Have I always been this way?
What are some of the symptoms and characteristics you should be aware of when considering that you might have ADHD? And what should you do if you think you have the disorder? Dr. J. Faye Dixon discusses the first steps in getting a diagnosis.
Transcription follows this 2:29 minute video
Transcription Lightly Edited
ADHD Awareness Month
Discovering New Perspectives
Certainly part of that I think could be looking at symptoms that were happening earlier, like have I always struggled with attention? Have I always been distractible? Have I always had a hard time being organized and, you know, sort of managing my time and being insensitive to, you know, time demands?
One of the first places I think to start for people is often, you know, with their family practitioner or their primary care provider and talking with them about symptoms. But really sort of being able to take that developmental perspective.
So sometimes, for adults, it may be speaking with their parents, speaking with older siblings, speaking with a teacher who knew them well who can say, yeah, you know I remember that developmental history. And so starting with one’s physician, and asking for a referral.
You know, might it be worth me speaking with a psychologist and someone who could do a thorough evaluation to see if the symptoms that I’m having are best accounted for by a diagnosis of ADHD?
About the Speaker
J. Faye Dixon, PhD, is a licensed clinical psychologist and Clinical Professor in the Department of Psychiatry and Behavioral Sciences at UC Davis. She has a long history of work in child psychopathology, specifically the areas of depression, anxiety, PTSD, ADHD and learning differences in children. Currently, Dr. Dixon is the director of clinical management and community outreach for the AIR (Attention, Impulsivity & Regulation) Lab. She is responsible the clinical and diagnostic fidelity of the AIR Lab research.
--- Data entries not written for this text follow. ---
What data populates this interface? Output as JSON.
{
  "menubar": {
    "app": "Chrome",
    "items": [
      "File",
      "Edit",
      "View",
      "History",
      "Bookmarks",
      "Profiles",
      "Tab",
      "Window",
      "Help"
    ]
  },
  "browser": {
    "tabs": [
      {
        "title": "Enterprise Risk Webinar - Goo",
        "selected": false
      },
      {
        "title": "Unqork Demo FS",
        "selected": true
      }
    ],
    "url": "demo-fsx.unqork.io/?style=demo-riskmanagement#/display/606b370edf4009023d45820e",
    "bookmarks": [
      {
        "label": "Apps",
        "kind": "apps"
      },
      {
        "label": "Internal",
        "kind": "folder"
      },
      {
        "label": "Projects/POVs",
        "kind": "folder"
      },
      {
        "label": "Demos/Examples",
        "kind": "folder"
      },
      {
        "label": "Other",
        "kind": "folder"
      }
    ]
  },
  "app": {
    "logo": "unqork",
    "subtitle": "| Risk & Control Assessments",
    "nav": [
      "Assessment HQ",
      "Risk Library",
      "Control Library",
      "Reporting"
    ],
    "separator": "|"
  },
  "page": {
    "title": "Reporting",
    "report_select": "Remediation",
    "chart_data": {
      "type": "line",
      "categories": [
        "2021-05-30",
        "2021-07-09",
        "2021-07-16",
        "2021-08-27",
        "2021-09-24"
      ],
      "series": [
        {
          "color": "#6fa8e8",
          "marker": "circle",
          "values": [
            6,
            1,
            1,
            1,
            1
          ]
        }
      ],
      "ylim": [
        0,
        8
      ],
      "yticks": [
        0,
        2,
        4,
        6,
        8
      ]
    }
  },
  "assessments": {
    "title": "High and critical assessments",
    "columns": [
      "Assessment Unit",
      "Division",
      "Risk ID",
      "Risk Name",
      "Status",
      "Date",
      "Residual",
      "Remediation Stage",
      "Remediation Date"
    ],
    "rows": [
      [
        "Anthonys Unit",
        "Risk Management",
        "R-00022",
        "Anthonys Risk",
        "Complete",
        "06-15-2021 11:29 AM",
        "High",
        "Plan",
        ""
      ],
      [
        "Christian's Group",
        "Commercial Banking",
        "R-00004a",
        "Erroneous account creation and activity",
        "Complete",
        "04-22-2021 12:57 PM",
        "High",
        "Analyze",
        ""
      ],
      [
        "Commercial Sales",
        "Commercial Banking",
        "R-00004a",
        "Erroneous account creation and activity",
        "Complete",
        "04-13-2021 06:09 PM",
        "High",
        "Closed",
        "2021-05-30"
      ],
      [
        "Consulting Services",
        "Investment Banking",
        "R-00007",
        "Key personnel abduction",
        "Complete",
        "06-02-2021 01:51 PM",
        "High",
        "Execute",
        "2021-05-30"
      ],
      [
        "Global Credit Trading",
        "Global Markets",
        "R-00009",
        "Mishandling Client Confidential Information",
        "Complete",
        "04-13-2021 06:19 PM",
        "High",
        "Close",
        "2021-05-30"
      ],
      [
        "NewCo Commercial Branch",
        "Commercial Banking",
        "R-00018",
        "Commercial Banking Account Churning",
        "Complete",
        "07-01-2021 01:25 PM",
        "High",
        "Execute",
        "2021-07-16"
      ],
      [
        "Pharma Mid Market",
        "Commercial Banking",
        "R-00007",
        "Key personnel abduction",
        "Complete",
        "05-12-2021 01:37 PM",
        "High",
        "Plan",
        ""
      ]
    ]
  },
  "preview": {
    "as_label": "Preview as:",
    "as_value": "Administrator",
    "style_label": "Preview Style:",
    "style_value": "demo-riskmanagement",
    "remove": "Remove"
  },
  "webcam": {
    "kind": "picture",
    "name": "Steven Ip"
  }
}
She also has spent many years educating and training psychology graduate students, interns, and post-doctoral fellows as well as medical students, residents and child psychiatry fellows.